This is part one of a three part series of Convergence blog posts on Moodle 2 Activities.
Moodle 2 has a slew of new features and enhancements that improve on the experience from version 1.9. Among these new features is the Workshop activity, which functions as an extension of the Assignment activity and adds peer assessment capabilities into the mix. The Workshop activity is very useful and engaging for both the instructor and students, but be warned, it’s definitely an advanced feature best implemented by seasoned Moodle instructors.
Here is the Cliff Notes version of how it works:
- The instructor builds the activity.
- Students complete and submit their assignment.
- Instructor assesses student submissions.
- Students assess their classmate’s submissions.
- Students receive two grades in the gradebook.
- One score for their submission.
- One score for their assessment of their classmates’ submissions.
The instructor can control which students assess which other student’s submissions, or allow the system to randomly select the pairings.
The tricky part to this whole equation, is understanding the grading process, and it’s not what you would expect. Let’s start with the score that each student gets on their own submission. This is calculated (with default settings in place) as the average of all assessments received, including the instructors. This final scores can be weighted or overridden by the instructor, however. The score that students get for assessing other student’s work is based on how close they are to the mean. Another words, if Tommy gives Suzy a 32/100, and everyone else gives Suzy an 80 or 90, then Tommy will get a poor grade for his assessment, because he deviated substantially from the mean.
This is an excellent explanation of the Workshop activity and its grading process:
Moodle Workshop 2.0 – a (simplified) explanation, by Mark Drechsler
Complexities aside, the Workshop activity is very interesting, because it provides students with another perspective on the assessment process, and also encourages interaction between students.

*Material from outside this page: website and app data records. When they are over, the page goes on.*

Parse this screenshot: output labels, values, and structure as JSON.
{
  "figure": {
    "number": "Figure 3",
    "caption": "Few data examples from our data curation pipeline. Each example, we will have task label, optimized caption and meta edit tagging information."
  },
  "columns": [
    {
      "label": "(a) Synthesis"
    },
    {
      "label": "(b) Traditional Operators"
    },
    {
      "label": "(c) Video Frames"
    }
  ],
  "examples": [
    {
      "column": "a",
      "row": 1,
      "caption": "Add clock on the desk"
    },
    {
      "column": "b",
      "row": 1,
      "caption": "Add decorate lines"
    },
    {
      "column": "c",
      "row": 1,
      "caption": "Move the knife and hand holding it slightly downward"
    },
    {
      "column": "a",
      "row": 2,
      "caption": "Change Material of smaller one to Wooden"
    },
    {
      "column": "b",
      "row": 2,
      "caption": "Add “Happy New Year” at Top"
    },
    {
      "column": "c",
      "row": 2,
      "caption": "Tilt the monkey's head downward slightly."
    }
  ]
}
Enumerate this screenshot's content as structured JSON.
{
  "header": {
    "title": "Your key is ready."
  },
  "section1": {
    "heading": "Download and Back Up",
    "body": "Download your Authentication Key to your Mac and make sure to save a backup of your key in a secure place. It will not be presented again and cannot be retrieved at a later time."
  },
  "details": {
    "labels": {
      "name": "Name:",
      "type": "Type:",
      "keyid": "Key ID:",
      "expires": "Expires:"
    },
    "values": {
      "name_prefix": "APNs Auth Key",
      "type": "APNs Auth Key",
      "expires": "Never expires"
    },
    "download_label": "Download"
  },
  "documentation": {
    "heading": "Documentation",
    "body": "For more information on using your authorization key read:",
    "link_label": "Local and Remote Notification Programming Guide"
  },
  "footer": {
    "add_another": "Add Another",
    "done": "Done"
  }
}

Furthermore, the activity can be altered to allow self-assessment, and you can even restrict peer assessments to comments only (i.e. to lower the stakes and make it full-credit-for-participating).
If you want to spice things up in an otherwise passive CLE course, this is definitely a good way to do it!